“A little learning is a dangerous thing”, actually means that ‘superficial knowledge is worse than ignorance’. A person with little or no learning is very often seen to be vain, as he tries to show that he knows more than he does. He attempt is to pass for a scholar in polite society. The central meaning of this famous proverb is that it is only a man of poor knowledge who boasts of his learning and its result is harmful. No knowledge, whether great or small, is bad. A man with little education is much better that an illiterate person. It is not the little knowledge but the pride (vanity or egoism) of learning that poses danger to a person. If a person is humble enough to accept the fact that he knows little, then such learning is of much benefit for him and for the society. Such person who seek advice of learned people, are not dangerous people. It is said of Newton that shortly before his death he remarked that he was like a child gathering pebbles on the sea-shore, while the vast ocean of truth lay unexplored before him. And this is from the mouth of one of the greatest scientists of all times. But it is just like what a really learned man feels. In fact, the more his knowledge increases, the more does he feel how little this knowledge is in comparison with what remains to be known. Only a man of little learning boasts of his knowledge. The harm that this does is incalculable. We all know what great harm a quack does to his patient. His treatment generally results in making the case worse if not in death. A half-trained electrician or mechanic may cause great damage to the machines he handles and may even lose his own life. Naturally their knowledge is limited, but they think that they know enough. Thus the effect of inadequate knowledge is disastrous. It must be noted that a little learning is not harmful in itself, but if it seeks to pass off for great learning, it deceives and misleads the world. It is this pretension that turns a person with a little learning into a quack, who is always a danger to society.

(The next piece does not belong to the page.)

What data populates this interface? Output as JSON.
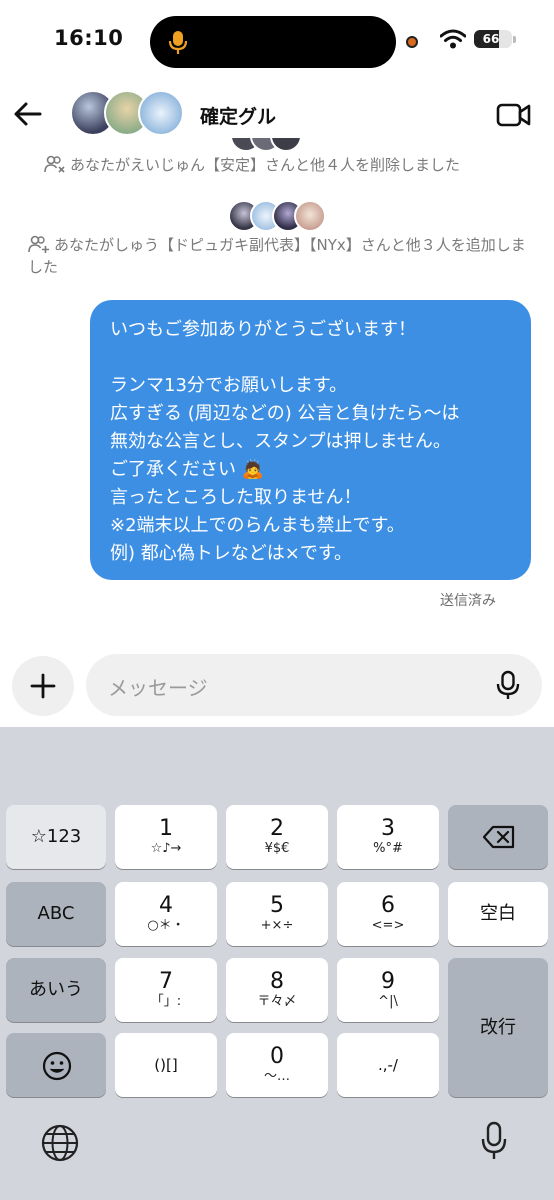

Of course, learning, though very little, is better than no learning at all. Learning, whether great or little, is always a beneficial thing. The pride of learning, however, is a very dangerous thing.